Here we are again. Another COVID winter. It’s difficult enough for many of us to feel motivated and happy when the days are shorter and the nights are longer. Throw in a third year of the pandemic and it’s no surprise that this winter is weighing heavy on the mental health of many Americans. While we may not be able to control what’s going on in the world right now, our Wider Circle Connect for Life members have found these three strategies extremely helpful for boosting mood and beating those winter blues.
1. Stay Connected
Being socially connected with people we care about and whose company we enjoy can help us cope with stress and reduce feelings of loneliness, anxiety and depression. As human beings, positive social connections are really important to our mental and physical health. In fact, research has shown that being socially disconnected can do as much damage to your health as smoking 15 cigarettes a day. Dulce Dagda, Wider Circle community engagement lead and nutritionist, has noticed how the simple act of talking with peers – either in person or over the phone – has helped those going through difficult times to cope and realize they aren’t alone in their hardships. “Talking with friends or neighbors of similar backgrounds can offer a tremendous source of support, wisdom and kindness for one another,” Dagda said.
→ Mood Booster Tip: Volunteer in your community! When you are connected to a group and feel responsibility for other people, that sense of purpose and meaning encourages you to take better care of yourself and just plain makes you feel good! For example, many Wider Circle members enjoy becoming a Volunteer Ambassador for their local chapter. They support fellow members by making buddy calls, organizing outdoor activities, sharing advice and more.
2. Make Time for Exercise (Even Just a Little Goes a Long Way)
According to Dr. John Ratey, a practicing psychiatrist, clinical associate professor of psychiatry at Harvard Medical School, and founder of the Sparking Life organization, getting your heart rate up not only eases muscle tension, it also changes brain chemistry, increasing the availability of important anti-anxiety neurochemicals. “If you’ve been feeling down and you start to exercise and feel better, the sense that you’re going to be OK and that you can count on yourself shifts your entire attitude. The stability of the routine alone can dramatically improve your mood,” Dr. Ratey said. Try to get at least 30 minutes of low- to high-impact activity per day, or an hour of exercise 3-4 times a week.

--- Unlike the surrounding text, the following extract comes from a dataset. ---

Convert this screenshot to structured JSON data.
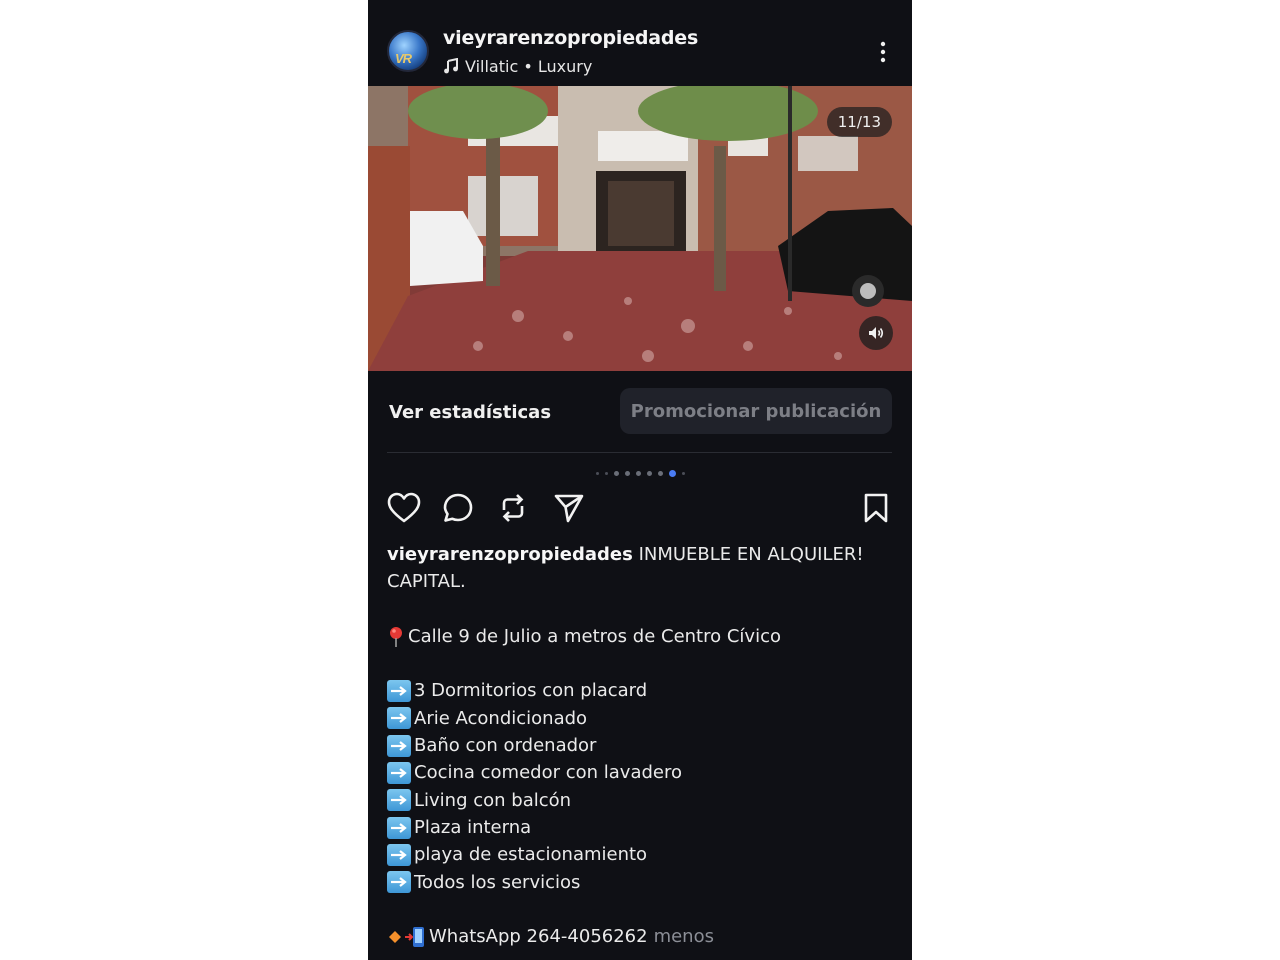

→ Mood Booster Tip: Find a walking buddy. For people who don’t love exercising—or who aren’t in the mood for a more intense workout—a brisk walk does the trick. Schedule a regular walk with a neighbor or walking group to keep each other motivated. (Bonus: You are making those important social connections mentioned above!)
3. Get your Zzzz’s
Getting enough sleep—roughly seven to eight hours a night for most adults—is a magical ingredient for mood and mental health. It restores and maintains pathways in the brain related to memory, learning, and emotional processing. On the other hand, poor sleep has been found to worsen symptoms of depression and anxiety, which can then make it more difficult to fall asleep. Be sure to follow a regular sleep schedule and avoid taking daytime naps which can interfere with your sleep cycle.
→Mood Booster Tip: Prepare your bedroom for ideal sleep. Your room should be cool and as dark as you can make it. You should try to shut out noise with noise machines or fans if necessary and have the correct mattress for your needs.
Staying connected in your community, finding time for regular exercise, and getting enough sleep are all very helpful in keeping stress low and reducing the chances of feeling down. Remember, feeling blue or sad is a normal reaction to stressful situations in life, whether it’s the loss of a loved one, the uncertainty of our current times, or simply a case of the winter “blahs”. We hope these tips help lift your spirits and put an extra spring in your step.
If you find that your distress is overwhelming, don’t be afraid to reach out for help. Talk to your doctor, a trusted friend or family member, or contact Wider Circle at 1-800-656-0228.
The information included in this blog is for educational purposes only and is not intended to be a substitute for professional medical advice.